2015 年 29 巻 p. 19-23
Viable microorganisms are frequently found in space stations. The unique adaptive ability of bacteria partly depends on horizontal gene transfer among the individual cells. Microgravity, defined as a local environment in a space habitat where gravity seems not to act, is an unexperienced condition for most of Earth’s organisms, and can therefore affect bacterial physiology, gene expression, and gene transfer. The present study evaluates the effect of microgravity on horizontal gene transfer in Escherichia coli. To this end, we compared the transformation frequencies of E. coli under normal gravity and under low-shear modeled microgravity (LSMMG) generated by a high-aspect rotating vessel (HARV). Our results demonstrated that bacterial transformation is not hampered by LSMMG, and the potential risk of bacterial gene transfer during space flight is comparable to that on Earth.

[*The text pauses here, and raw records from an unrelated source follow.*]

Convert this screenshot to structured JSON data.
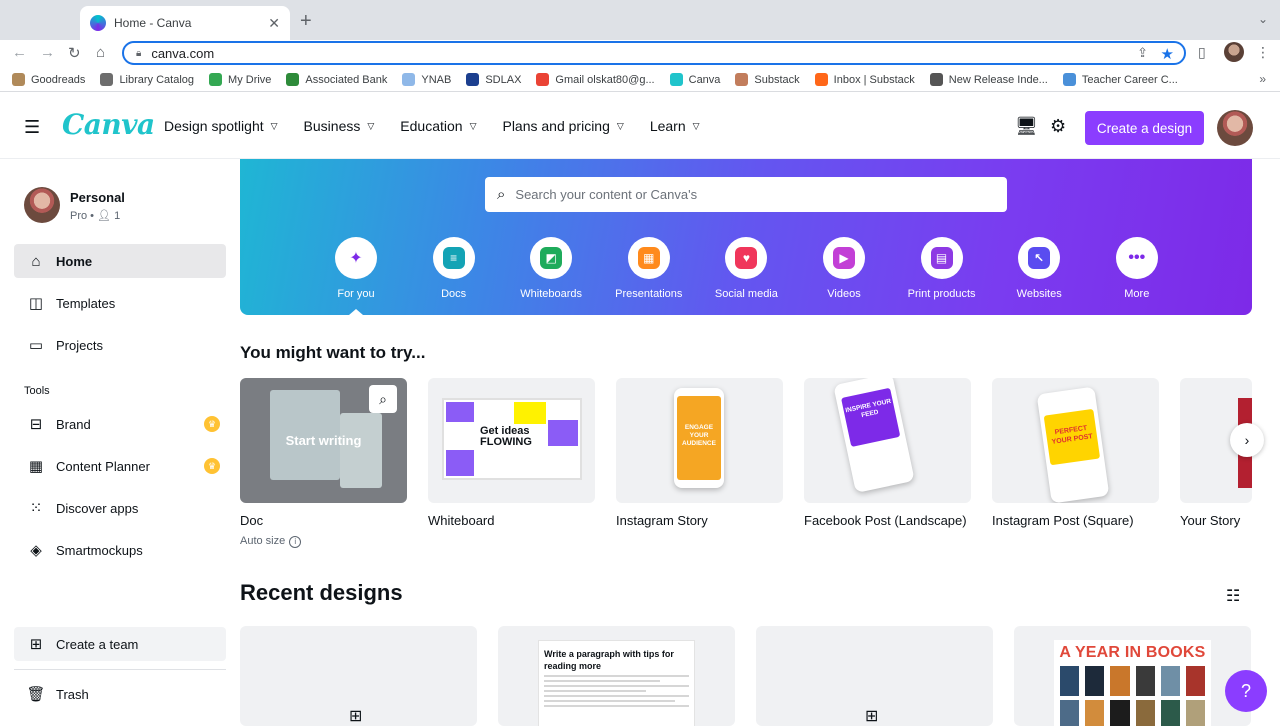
{
  "browser": {
    "tab_title": "Home - Canva",
    "tab_close": "✕",
    "new_tab": "+",
    "url": "canva.com",
    "bookmarks": [
      {
        "label": "Goodreads",
        "color": "#b08a5a"
      },
      {
        "label": "Library Catalog",
        "color": "#6d6d6d"
      },
      {
        "label": "My Drive",
        "color": "#34a853"
      },
      {
        "label": "Associated Bank",
        "color": "#2e8b3a"
      },
      {
        "label": "YNAB",
        "color": "#8fb8e8"
      },
      {
        "label": "SDLAX",
        "color": "#1c3f8f"
      },
      {
        "label": "Gmail olskat80@g...",
        "color": "#ea4335"
      },
      {
        "label": "Canva",
        "color": "#20c4cb"
      },
      {
        "label": "Substack",
        "color": "#c27d5c"
      },
      {
        "label": "Inbox | Substack",
        "color": "#ff6719"
      },
      {
        "label": "New Release Inde...",
        "color": "#555555"
      },
      {
        "label": "Teacher Career C...",
        "color": "#4a90d9"
      }
    ],
    "more_bookmarks": "»"
  },
  "header": {
    "logo": "Canva",
    "nav": [
      {
        "label": "Design spotlight"
      },
      {
        "label": "Business"
      },
      {
        "label": "Education"
      },
      {
        "label": "Plans and pricing"
      },
      {
        "label": "Learn"
      }
    ],
    "create_button": "Create a design"
  },
  "sidebar": {
    "account_name": "Personal",
    "account_sub": "Pro • ",
    "member_count": "1",
    "items": [
      {
        "label": "Home",
        "icon": "home-icon",
        "active": true
      },
      {
        "label": "Templates",
        "icon": "templates-icon"
      },
      {
        "label": "Projects",
        "icon": "folder-icon"
      }
    ],
    "tools_label": "Tools",
    "tools": [
      {
        "label": "Brand",
        "icon": "brand-icon",
        "pro": true
      },
      {
        "label": "Content Planner",
        "icon": "calendar-icon",
        "pro": true
      },
      {
        "label": "Discover apps",
        "icon": "apps-grid-icon"
      },
      {
        "label": "Smartmockups",
        "icon": "layers-icon"
      }
    ],
    "create_team": "Create a team",
    "trash": "Trash"
  },
  "hero": {
    "search_placeholder": "Search your content or Canva's",
    "categories": [
      {
        "label": "For you",
        "color": "#7d2ae8",
        "glyph": "✦"
      },
      {
        "label": "Docs",
        "color": "#13a3b5",
        "glyph": "≡"
      },
      {
        "label": "Whiteboards",
        "color": "#1eab5b",
        "glyph": "◩"
      },
      {
        "label": "Presentations",
        "color": "#ff8a1c",
        "glyph": "▦"
      },
      {
        "label": "Social media",
        "color": "#f0365b",
        "glyph": "♥"
      },
      {
        "label": "Videos",
        "color": "#c23fd6",
        "glyph": "▶"
      },
      {
        "label": "Print products",
        "color": "#8d39e4",
        "glyph": "▤"
      },
      {
        "label": "Websites",
        "color": "#5a4cf0",
        "glyph": "↖"
      },
      {
        "label": "More",
        "color": "#7d2ae8",
        "glyph": "•••"
      }
    ]
  },
  "suggestions": {
    "title": "You might want to try...",
    "items": [
      {
        "title": "Doc",
        "subtitle": "Auto size",
        "overlay": "Start writing"
      },
      {
        "title": "Whiteboard",
        "thumb_text": "Get ideas FLOWING"
      },
      {
        "title": "Instagram Story",
        "thumb_text": "ENGAGE YOUR AUDIENCE"
      },
      {
        "title": "Facebook Post (Landscape)",
        "thumb_text": "INSPIRE YOUR FEED"
      },
      {
        "title": "Instagram Post (Square)",
        "thumb_text": "PERFECT YOUR POST"
      },
      {
        "title": "Your Story"
      }
    ]
  },
  "recent": {
    "title": "Recent designs",
    "doc_heading": "Write a paragraph with tips for reading more",
    "year_in_books": "A YEAR IN BOOKS"
  },
  "help_button": "?"
}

Therefore, we should arrest the spread of harmful genes such as toxin-producing and antibiotic resistance genes in crewed space habitats, as well as on the Earth.